As tourists pour into a Cornish village, evicting the locals and eroding their traditions, long-time resident Martin (Edward Rowe) conspires to live as he always has, with no mind paid to the racket caused by these pesky outsiders. But with his boat out of commission and his home now owned by a family of posh Londoners, the man has reached the end of his proverbial rope. His livelihood as a fisherman, so long the source of his sustenance, proves unsustainable under these circumstances. And soon, as his anger reaches its apex, the mackerel at the town’s pub won’t be the only thing brought to a boil…

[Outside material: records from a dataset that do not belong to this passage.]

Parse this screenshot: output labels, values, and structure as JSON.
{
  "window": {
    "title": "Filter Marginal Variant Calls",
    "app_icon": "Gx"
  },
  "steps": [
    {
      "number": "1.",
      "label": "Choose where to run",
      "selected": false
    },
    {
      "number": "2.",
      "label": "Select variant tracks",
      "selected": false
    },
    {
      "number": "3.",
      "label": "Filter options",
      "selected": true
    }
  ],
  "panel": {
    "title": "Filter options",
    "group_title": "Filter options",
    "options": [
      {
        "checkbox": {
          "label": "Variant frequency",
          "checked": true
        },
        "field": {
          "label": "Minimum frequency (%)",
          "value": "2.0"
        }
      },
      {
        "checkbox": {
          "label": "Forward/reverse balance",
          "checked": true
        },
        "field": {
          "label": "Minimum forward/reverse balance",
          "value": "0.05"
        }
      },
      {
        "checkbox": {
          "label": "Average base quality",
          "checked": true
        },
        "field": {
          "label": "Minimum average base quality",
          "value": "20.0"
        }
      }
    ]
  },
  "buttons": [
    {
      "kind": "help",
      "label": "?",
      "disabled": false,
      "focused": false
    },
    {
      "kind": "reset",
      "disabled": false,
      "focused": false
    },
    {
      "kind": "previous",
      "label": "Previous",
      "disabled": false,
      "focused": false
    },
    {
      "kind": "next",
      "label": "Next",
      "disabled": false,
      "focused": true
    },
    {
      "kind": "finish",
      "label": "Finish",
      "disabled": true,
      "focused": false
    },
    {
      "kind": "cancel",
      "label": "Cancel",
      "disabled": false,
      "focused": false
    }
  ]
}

Mark Jenkin’s wonderfully handmade debut is the kind of film anyone could have made if they had the talent, wit, and resourcefulness to pull it off - which, make no mistake, is no small feat indeed. Shot on black-and-white 16mm and making exquisite use of its wonky post-synchronized sound, Bait borrows the camera techniques and editing tricks of silent cinema to tell this seemingly modest story with the stylistic monumentality it deserves.
And even if the film can’t claim an event as remotely historic as, say, the Odessa steps sequence in Battleship Potemkin, Jenkin still won’t let that stop him from rendering Martin’s plight in the largest terms imaginable. For him, the quivers in this one man’s soul are a veritably seismic event.
"For a film that draws on so much, Bait ultimately feels as unique as a found object, defying classification. It’s a creeping, original British work that feels pounded into existence by hand, or possibly belched up by the angry sea." - Ian Mantagni, Sight & Sound